*Records for this task*
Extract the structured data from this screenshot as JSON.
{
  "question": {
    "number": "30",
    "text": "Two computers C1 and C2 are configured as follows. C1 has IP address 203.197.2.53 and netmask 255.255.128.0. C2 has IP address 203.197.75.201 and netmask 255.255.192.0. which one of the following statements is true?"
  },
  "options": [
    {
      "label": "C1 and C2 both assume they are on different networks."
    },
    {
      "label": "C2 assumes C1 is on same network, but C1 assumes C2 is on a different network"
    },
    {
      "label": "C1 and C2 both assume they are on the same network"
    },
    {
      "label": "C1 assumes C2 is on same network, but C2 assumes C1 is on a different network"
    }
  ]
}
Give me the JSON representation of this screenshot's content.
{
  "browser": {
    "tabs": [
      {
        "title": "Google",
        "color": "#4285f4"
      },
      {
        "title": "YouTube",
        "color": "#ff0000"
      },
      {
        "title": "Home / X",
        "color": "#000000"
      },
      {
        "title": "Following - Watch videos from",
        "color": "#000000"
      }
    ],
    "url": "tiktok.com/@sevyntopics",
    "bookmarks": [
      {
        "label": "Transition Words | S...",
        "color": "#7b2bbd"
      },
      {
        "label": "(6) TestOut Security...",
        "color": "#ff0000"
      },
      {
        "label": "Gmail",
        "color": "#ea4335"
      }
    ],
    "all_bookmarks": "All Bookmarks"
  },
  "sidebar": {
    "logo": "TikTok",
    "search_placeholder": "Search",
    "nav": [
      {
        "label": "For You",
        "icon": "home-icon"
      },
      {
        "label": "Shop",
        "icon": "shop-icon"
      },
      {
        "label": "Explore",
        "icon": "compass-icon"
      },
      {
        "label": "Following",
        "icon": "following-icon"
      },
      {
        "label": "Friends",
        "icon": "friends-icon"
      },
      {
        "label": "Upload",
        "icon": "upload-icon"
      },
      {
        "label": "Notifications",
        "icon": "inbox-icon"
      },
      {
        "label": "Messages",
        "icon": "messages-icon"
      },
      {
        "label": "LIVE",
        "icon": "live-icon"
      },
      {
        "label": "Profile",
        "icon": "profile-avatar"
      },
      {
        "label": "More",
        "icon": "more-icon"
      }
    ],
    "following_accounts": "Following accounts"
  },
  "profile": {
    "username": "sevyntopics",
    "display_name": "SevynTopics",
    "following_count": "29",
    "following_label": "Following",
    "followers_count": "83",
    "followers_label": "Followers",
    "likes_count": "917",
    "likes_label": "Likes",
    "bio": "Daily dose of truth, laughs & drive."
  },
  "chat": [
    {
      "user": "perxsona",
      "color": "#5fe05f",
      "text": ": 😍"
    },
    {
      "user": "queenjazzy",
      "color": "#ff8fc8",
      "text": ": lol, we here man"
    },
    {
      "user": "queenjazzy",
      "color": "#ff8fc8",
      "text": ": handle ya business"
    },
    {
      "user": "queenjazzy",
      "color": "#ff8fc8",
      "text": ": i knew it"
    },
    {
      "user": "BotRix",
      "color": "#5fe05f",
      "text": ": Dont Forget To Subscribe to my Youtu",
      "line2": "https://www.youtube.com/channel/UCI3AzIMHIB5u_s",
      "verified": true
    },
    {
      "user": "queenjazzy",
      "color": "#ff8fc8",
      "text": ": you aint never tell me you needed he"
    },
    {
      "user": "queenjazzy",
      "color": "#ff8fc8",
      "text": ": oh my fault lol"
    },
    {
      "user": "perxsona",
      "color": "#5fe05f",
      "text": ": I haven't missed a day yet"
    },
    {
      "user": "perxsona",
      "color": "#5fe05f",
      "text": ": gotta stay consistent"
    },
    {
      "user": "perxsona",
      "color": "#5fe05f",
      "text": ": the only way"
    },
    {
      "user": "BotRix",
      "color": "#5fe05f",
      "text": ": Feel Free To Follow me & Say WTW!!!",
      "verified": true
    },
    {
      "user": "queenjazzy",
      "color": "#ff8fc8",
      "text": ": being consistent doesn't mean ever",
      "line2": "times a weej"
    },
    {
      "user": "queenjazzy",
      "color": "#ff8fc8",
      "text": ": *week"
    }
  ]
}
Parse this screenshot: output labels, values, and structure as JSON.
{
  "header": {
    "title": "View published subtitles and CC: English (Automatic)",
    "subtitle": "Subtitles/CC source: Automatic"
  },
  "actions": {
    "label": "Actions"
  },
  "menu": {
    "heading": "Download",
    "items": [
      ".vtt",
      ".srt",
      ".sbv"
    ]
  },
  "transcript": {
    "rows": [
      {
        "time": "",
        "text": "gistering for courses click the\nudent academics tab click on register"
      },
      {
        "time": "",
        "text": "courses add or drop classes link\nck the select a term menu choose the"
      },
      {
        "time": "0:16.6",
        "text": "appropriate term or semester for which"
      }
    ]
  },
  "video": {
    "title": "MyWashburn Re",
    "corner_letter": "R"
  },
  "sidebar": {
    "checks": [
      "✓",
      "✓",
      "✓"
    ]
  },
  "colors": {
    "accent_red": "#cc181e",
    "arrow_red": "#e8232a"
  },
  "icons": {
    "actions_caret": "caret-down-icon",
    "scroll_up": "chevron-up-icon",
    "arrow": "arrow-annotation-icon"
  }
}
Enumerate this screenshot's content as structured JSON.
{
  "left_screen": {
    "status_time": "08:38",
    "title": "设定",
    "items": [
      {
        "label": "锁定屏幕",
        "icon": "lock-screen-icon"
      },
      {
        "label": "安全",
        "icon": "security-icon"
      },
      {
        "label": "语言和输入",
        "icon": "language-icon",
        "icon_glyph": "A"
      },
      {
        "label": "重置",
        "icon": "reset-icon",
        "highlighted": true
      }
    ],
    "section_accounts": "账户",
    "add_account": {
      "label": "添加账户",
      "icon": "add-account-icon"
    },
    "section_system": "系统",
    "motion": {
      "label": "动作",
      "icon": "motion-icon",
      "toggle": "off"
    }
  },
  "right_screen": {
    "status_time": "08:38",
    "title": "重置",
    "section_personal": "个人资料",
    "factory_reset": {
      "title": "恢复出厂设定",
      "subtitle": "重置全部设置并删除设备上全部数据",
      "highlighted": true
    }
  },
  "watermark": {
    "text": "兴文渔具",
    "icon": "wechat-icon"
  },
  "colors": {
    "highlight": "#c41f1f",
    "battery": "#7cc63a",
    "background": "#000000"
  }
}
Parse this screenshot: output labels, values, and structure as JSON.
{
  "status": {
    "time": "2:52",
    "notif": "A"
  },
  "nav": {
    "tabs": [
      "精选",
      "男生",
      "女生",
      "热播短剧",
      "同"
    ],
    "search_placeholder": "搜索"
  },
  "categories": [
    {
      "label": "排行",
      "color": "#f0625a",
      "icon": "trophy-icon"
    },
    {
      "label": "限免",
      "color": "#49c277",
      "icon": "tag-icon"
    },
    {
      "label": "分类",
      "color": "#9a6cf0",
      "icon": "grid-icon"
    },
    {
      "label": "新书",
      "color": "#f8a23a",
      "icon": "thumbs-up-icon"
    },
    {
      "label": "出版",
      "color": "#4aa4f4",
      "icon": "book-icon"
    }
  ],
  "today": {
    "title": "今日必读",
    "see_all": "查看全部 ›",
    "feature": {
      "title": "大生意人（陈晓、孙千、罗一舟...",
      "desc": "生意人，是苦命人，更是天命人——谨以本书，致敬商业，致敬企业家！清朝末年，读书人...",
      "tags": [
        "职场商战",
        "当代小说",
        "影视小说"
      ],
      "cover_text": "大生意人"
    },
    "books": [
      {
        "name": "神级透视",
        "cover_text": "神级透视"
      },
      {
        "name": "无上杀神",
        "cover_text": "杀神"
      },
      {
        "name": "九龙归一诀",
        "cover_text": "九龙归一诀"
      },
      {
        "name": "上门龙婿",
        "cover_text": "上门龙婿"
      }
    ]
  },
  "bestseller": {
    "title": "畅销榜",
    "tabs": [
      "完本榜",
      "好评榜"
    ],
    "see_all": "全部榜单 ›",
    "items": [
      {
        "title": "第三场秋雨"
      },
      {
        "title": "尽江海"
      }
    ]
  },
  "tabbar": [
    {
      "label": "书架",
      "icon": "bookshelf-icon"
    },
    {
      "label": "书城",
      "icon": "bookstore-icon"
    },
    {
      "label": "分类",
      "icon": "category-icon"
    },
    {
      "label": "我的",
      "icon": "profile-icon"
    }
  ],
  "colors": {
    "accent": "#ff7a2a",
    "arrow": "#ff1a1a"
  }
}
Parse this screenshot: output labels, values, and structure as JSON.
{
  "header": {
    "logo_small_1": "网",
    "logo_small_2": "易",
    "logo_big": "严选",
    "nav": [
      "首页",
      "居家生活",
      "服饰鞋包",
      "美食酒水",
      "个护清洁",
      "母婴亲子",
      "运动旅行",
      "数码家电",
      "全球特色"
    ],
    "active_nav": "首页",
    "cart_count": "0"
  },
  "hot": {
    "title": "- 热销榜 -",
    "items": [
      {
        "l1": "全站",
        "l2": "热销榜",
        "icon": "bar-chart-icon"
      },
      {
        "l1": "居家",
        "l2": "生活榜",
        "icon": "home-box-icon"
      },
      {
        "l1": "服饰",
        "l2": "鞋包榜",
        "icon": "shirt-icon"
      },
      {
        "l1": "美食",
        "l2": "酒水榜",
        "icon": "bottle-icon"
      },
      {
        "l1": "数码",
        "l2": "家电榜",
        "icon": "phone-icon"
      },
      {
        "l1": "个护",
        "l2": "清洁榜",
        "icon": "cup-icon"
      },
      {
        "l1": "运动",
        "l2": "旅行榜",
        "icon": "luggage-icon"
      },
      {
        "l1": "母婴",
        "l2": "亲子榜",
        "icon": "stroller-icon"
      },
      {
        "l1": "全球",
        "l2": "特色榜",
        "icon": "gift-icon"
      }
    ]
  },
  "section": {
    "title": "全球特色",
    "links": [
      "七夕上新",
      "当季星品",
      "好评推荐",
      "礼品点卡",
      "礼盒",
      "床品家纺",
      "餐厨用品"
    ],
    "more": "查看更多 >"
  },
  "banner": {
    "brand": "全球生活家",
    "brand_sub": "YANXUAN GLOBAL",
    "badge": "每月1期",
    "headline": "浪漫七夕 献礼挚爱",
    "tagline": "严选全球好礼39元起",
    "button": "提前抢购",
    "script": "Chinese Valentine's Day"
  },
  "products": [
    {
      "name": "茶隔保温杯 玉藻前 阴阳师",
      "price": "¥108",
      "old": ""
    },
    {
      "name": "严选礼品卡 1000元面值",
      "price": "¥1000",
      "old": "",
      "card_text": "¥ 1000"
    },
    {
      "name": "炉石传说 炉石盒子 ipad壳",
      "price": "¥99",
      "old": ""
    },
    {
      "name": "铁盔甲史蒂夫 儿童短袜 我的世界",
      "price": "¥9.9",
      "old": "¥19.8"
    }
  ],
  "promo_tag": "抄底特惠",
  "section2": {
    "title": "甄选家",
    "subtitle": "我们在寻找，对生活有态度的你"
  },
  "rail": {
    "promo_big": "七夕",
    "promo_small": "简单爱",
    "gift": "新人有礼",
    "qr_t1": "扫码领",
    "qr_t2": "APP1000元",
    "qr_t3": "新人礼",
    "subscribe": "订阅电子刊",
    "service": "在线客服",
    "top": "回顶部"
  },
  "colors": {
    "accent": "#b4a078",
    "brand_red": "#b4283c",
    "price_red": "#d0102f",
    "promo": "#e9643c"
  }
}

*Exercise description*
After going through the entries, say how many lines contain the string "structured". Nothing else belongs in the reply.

*Exercise answer*
2